Royal Academy of the Arts, London, March 11–May 29, 2000; in collaboration with The Metropolitan Museum of Art, New York, June 27–September 3, 2000.
Emblazoned on the cover of the Louvre's new Chardin exhibition catalogue is the image of a girl child holding a racquet and shuttlecock but curiously made-up and dressed like an adult woman. Her cheeks are rouged, her hair is powdered and she wears a circlet of ribbon tied enticingly around a slim white neck. In contrast to the solemn abstract beauty of Basket of Wild Strawberries splashed on the Louvre's 1979 Chardin exhibition catalogue, this detail, taken from Girl with... Full Review
August 23, 2000
Thumbnail
Theodore Stebbins
Yale University Press, 2000. 496 pp.; 84 color ills.; 690 b/w ills. Cloth $75.00 (0300081839)
Theodore Stebbins
Yale University Press, 1999. 208 pp.; 112 color ills.; 30 b/w ills. Cloth $50.00 (0300081693)
Los Angeles County Museum of Art, May 28–August 13, 2000; National Gallery of Art, February 13–May 7, 2000; Museum of Fine Arts, Boston, September 29, 1999–January 17, 2000.
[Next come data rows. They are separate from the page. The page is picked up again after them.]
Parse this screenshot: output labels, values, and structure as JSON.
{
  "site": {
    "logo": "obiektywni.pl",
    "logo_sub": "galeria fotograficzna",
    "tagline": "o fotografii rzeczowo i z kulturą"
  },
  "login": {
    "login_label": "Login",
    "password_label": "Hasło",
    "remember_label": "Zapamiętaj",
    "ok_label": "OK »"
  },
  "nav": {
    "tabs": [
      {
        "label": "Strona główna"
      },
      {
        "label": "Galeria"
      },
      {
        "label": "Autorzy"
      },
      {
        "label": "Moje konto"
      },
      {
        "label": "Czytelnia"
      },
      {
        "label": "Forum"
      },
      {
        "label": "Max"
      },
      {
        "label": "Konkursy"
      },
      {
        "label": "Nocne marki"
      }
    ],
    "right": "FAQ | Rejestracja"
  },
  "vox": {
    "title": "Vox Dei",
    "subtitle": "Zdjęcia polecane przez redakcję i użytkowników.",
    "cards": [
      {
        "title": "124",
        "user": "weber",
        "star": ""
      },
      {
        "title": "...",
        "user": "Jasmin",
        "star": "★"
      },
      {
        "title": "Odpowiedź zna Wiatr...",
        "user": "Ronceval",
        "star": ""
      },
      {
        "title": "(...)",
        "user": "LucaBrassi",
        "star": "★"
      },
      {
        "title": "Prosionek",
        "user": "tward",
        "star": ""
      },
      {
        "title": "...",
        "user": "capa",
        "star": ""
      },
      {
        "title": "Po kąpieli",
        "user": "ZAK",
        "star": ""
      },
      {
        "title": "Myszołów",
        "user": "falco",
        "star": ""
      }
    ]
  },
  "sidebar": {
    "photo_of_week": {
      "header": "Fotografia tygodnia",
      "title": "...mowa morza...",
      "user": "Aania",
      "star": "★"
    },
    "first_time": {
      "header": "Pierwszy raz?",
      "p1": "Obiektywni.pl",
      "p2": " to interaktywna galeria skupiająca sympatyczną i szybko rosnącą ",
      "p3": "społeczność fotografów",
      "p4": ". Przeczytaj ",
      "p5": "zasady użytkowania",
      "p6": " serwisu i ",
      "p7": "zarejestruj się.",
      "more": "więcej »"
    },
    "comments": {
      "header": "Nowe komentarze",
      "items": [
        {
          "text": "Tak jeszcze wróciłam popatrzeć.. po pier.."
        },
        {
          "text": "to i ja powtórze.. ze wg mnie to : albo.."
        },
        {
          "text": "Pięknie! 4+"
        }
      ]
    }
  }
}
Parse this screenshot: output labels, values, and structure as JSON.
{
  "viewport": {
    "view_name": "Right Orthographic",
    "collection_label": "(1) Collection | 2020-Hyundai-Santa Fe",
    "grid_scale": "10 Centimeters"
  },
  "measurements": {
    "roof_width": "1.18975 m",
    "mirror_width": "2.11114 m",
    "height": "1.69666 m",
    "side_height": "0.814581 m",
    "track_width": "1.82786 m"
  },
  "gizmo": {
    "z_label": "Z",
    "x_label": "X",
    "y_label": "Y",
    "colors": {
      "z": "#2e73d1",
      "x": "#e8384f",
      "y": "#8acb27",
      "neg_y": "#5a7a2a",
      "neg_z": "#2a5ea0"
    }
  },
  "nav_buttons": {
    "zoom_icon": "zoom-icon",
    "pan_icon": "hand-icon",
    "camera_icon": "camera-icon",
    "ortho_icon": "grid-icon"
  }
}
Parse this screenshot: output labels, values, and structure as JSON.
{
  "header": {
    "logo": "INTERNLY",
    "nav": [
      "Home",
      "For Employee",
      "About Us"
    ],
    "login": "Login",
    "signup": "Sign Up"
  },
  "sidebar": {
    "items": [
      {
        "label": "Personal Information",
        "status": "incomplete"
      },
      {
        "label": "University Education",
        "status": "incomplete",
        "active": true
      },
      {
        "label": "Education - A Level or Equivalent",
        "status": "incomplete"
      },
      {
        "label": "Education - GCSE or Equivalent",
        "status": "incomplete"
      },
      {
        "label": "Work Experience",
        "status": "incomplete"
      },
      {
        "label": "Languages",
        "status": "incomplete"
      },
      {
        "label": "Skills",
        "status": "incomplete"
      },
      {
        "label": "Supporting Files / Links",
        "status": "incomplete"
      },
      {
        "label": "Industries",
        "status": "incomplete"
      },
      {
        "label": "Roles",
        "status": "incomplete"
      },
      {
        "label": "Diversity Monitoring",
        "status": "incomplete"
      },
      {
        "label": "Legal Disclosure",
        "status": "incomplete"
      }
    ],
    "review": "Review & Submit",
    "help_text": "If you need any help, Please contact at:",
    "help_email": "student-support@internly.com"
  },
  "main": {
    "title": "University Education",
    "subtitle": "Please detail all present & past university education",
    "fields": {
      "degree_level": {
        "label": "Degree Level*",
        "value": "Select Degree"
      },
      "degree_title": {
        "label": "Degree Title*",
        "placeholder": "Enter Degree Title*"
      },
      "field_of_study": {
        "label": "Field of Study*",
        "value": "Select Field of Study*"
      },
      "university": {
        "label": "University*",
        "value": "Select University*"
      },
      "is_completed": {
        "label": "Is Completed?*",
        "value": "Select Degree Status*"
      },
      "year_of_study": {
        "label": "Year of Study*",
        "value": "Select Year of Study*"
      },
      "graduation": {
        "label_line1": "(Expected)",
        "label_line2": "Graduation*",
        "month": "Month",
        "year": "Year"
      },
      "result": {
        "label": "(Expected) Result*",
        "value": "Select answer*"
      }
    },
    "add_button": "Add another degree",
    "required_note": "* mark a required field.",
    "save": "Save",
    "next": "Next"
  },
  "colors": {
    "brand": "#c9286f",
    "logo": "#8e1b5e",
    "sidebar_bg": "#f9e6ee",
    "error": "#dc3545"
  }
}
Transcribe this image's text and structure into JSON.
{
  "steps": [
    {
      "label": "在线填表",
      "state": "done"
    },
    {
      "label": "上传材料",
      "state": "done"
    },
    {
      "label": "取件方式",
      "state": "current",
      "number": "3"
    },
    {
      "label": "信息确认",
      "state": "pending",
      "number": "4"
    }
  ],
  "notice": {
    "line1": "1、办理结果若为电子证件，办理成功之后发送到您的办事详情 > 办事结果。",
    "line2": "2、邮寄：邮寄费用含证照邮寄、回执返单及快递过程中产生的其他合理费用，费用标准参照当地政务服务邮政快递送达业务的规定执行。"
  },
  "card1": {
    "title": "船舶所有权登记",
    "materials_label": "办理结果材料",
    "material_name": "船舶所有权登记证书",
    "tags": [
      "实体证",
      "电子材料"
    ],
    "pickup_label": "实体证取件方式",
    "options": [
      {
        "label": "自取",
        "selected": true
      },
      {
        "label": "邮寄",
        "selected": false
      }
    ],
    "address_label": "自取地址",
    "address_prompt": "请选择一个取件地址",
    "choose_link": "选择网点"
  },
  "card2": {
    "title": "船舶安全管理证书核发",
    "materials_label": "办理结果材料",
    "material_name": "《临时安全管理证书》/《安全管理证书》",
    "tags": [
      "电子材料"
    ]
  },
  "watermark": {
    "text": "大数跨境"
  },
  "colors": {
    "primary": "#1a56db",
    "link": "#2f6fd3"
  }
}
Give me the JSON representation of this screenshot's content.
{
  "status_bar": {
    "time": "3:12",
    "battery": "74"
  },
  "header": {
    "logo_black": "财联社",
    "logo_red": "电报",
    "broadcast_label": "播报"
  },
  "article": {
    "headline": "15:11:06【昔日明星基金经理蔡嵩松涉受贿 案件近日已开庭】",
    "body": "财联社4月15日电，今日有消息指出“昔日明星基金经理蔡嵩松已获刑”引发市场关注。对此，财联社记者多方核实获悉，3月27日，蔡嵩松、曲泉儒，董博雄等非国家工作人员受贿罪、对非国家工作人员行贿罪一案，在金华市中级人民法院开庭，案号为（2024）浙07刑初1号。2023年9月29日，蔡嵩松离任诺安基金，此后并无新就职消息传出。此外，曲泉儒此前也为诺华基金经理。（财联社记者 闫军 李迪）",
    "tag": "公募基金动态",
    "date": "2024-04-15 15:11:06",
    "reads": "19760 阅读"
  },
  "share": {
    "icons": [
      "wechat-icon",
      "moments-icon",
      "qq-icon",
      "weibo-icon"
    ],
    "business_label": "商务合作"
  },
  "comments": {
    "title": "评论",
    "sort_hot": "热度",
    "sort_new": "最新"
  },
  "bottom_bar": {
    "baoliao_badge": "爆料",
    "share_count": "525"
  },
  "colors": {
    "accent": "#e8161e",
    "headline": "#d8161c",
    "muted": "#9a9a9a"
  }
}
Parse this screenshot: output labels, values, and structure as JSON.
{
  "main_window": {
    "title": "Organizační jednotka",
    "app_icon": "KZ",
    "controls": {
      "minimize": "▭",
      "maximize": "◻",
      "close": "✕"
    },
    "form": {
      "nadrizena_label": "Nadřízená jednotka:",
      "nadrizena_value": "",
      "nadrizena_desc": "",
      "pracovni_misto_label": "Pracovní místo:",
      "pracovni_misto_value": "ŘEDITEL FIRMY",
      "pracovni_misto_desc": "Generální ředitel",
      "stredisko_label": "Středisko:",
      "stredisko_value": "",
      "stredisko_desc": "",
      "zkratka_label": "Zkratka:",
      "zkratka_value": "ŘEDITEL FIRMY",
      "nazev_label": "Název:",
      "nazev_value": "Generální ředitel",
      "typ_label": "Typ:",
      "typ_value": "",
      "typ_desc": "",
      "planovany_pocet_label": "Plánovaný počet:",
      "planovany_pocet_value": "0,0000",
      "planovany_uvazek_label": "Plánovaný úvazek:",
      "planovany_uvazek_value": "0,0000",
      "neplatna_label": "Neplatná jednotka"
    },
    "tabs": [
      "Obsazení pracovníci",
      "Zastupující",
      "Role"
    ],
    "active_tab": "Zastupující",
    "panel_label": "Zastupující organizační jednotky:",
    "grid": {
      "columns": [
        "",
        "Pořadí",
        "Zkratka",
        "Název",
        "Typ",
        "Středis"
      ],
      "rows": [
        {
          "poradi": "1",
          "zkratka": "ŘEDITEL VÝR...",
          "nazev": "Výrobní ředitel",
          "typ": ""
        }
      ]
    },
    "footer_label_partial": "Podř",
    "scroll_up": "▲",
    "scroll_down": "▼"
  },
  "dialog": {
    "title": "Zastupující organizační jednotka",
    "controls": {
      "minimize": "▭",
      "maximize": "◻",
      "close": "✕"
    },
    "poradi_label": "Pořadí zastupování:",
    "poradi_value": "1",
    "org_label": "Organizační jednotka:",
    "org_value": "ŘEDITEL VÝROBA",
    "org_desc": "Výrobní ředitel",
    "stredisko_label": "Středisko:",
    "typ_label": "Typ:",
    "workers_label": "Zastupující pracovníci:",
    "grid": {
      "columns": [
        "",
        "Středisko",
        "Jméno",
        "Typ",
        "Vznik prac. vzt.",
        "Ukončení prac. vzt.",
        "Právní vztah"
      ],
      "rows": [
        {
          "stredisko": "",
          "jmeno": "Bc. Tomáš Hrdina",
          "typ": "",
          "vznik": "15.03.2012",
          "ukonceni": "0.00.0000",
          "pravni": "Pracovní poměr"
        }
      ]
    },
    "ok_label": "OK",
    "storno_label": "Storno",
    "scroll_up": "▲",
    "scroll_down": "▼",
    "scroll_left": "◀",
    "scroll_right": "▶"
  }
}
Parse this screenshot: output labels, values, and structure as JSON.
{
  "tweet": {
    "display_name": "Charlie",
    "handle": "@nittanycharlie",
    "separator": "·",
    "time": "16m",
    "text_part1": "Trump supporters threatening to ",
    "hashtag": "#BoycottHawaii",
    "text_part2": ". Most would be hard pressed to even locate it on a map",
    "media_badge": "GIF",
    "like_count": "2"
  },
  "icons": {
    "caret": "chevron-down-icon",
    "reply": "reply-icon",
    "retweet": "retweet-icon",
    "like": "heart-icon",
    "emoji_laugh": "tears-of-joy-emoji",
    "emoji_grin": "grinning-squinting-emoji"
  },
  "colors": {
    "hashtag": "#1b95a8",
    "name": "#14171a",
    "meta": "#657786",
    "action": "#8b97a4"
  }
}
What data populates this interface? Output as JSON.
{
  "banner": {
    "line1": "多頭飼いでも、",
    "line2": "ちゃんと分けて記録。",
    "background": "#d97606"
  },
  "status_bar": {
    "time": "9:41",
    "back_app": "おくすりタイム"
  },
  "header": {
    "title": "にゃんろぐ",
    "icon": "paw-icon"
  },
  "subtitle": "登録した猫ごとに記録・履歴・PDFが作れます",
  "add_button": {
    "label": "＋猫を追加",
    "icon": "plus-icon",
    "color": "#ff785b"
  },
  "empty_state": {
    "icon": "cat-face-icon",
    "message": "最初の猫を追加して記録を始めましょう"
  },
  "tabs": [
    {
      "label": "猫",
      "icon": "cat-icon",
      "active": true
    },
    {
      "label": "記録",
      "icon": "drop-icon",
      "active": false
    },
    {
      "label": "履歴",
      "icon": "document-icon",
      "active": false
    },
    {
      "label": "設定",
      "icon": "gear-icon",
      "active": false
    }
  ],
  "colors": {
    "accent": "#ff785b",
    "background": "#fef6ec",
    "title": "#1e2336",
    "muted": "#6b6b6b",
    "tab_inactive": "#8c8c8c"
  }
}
Martin Johnson Heade (1819–1904) marched to a different drum than his fellow American painters in the second half of the nineteenth century. When confreres explored mountain ranges, he discovered marshlands; when they settled in New York City to establish reputations, he continued a peripatetic existence; when others were repeating tired variations on a single theme, he struck out in new directions. His marsh scenes, storm paintings, orchid and hummingbird pictures, and late reclining floral... Full Review
August 23, 2000
Thumbnail
Maureen Hennessey
New York: Harry N. Abrams, 1999. Cloth (0810963922)
High Museum of Art, Atlanta, November 6, 1999–January 30, 2000; Chicago Historical Society, February 26–May 21, 2000; The Corcoran Gallery of Art, Washington, D.C., June 17–September 24, 2000; San Diego Museum of Art, October 28–December 31, 2000; Phoenix Art Museum, February 24-May 6, 2001; The Norman Rockwell Museum at Stockbridge, June 9–October 8, 2001; Solomon R. Guggenheim Museum, New York, November 7, 2001–February 11, 2002
Laurie Norton Moffatt, Director of the Norman Rockwell Museum at Stockbridge, forthrightly states her agenda in her essay "The People's Painter": "Norman Rockwell: Pictures for the American People invites reflection on Rockwell as a force in twentieth-century American art and culture" (24). Moffatt reorients the critical debate by emphasizing Rockwell's cultural influence, rather than dithering about his status as either an artist or an illustrator. The admixture of popular culture... Full Review
June 26, 2000
Thumbnail
Exhibition Schedule: Philadelphia Museum of Art, Philadelphia, PA, March 16-May 28, 2000; Museum of Fine Arts, Houston, TX, June 25-September 17, 2000
Cities as art centers have not always had the attention they deserve, especially in art exhibitions, because of the daunting problems of scale as well as the problems of representation of both the architectural environment and the unmovable monuments. There have been some truly notable exceptions, with particular relevance to this ambitious effort on Rome: Philadelphia's own Second Empire Paris exhibition as well as Detroit's 18th-Century Naples (1981). Once more Philadelphia has taken on a... Full Review
April 1, 2000
Jane R. Becker and Gabriel P. Weisberg, eds.
Rutgers University Press in association with Dahesh Museum of Art, 1999. 170 pp.; 31 color ills.; 61 b/w ills. Paper $35.00 (0813527562)
The Sterling and Francine Clark Art Institute, Williamstown, MA, October 2, 1999-January 2, 2000; The Dahesh Museum, New York, January 18-May 13, 2000;
"Our studio now enjoys the same advantages as the studio of the men, that is to say, we draw from the nude every day from the same model in the same pose as they do; consequently we can now paint compositions of more importance than before." So wrote the Ukrainian painter Marie Bashkirtseff in November 1880. The studio to which she referred was one of the ateliers of the Académie Julian, located in the center of Paris, where she had been studying since 1877. That the women of the Académie... Full Review
March 27, 2000
Thumbnail